• Task goal
Nothing other than an exact copy of the records should be returned.

• Provided material

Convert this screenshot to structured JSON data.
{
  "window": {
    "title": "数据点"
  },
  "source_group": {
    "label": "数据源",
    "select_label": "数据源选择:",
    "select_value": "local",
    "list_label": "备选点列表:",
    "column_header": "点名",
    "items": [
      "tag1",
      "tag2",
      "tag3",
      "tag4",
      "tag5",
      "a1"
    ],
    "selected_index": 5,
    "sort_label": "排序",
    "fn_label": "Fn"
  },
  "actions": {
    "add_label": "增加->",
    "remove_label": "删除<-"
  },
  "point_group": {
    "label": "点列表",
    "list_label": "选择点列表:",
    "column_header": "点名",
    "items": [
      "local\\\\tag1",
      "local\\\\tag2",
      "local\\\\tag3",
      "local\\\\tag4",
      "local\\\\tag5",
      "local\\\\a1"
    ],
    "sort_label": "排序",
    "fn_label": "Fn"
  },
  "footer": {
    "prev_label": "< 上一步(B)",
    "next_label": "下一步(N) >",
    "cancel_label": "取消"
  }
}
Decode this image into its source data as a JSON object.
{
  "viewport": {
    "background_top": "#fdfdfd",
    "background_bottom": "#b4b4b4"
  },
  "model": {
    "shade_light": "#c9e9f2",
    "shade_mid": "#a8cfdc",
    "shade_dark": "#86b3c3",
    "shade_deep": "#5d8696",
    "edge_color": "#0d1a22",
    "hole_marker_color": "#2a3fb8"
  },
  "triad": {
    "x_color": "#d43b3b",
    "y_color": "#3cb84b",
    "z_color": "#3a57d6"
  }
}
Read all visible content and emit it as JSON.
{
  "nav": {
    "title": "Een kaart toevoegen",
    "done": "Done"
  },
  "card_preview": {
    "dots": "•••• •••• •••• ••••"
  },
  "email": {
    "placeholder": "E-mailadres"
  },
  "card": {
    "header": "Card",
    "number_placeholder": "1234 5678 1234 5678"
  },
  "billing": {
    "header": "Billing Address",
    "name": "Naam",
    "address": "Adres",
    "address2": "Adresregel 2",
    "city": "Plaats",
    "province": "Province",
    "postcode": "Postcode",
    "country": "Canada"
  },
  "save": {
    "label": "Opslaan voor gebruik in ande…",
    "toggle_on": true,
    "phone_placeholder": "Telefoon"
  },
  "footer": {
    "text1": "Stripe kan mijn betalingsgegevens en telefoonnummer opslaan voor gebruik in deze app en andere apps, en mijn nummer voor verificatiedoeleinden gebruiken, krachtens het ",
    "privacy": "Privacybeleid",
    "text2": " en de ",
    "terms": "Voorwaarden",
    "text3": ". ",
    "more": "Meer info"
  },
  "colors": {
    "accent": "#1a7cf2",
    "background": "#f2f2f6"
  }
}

• Task result
Convert this screenshot to structured JSON data.
{
  "window": {
    "title": "数据点"
  },
  "source_group": {
    "label": "数据源",
    "select_label": "数据源选择:",
    "select_value": "local",
    "list_label": "备选点列表:",
    "column_header": "点名",
    "items": [
      "tag1",
      "tag2",
      "tag3",
      "tag4",
      "tag5",
      "a1"
    ],
    "selected_index": 5,
    "sort_label": "排序",
    "fn_label": "Fn"
  },
  "actions": {
    "add_label": "增加->",
    "remove_label": "删除<-"
  },
  "point_group": {
    "label": "点列表",
    "list_label": "选择点列表:",
    "column_header": "点名",
    "items": [
      "local\\\\tag1",
      "local\\\\tag2",
      "local\\\\tag3",
      "local\\\\tag4",
      "local\\\\tag5",
      "local\\\\a1"
    ],
    "sort_label": "排序",
    "fn_label": "Fn"
  },
  "footer": {
    "prev_label": "< 上一步(B)",
    "next_label": "下一步(N) >",
    "cancel_label": "取消"
  }
}
Decode this image into its source data as a JSON object.
{
  "viewport": {
    "background_top": "#fdfdfd",
    "background_bottom": "#b4b4b4"
  },
  "model": {
    "shade_light": "#c9e9f2",
    "shade_mid": "#a8cfdc",
    "shade_dark": "#86b3c3",
    "shade_deep": "#5d8696",
    "edge_color": "#0d1a22",
    "hole_marker_color": "#2a3fb8"
  },
  "triad": {
    "x_color": "#d43b3b",
    "y_color": "#3cb84b",
    "z_color": "#3a57d6"
  }
}
Read all visible content and emit it as JSON.
{
  "nav": {
    "title": "Een kaart toevoegen",
    "done": "Done"
  },
  "card_preview": {
    "dots": "•••• •••• •••• ••••"
  },
  "email": {
    "placeholder": "E-mailadres"
  },
  "card": {
    "header": "Card",
    "number_placeholder": "1234 5678 1234 5678"
  },
  "billing": {
    "header": "Billing Address",
    "name": "Naam",
    "address": "Adres",
    "address2": "Adresregel 2",
    "city": "Plaats",
    "province": "Province",
    "postcode": "Postcode",
    "country": "Canada"
  },
  "save": {
    "label": "Opslaan voor gebruik in ande…",
    "toggle_on": true,
    "phone_placeholder": "Telefoon"
  },
  "footer": {
    "text1": "Stripe kan mijn betalingsgegevens en telefoonnummer opslaan voor gebruik in deze app en andere apps, en mijn nummer voor verificatiedoeleinden gebruiken, krachtens het ",
    "privacy": "Privacybeleid",
    "text2": " en de ",
    "terms": "Voorwaarden",
    "text3": ". ",
    "more": "Meer info"
  },
  "colors": {
    "accent": "#1a7cf2",
    "background": "#f2f2f6"
  }
}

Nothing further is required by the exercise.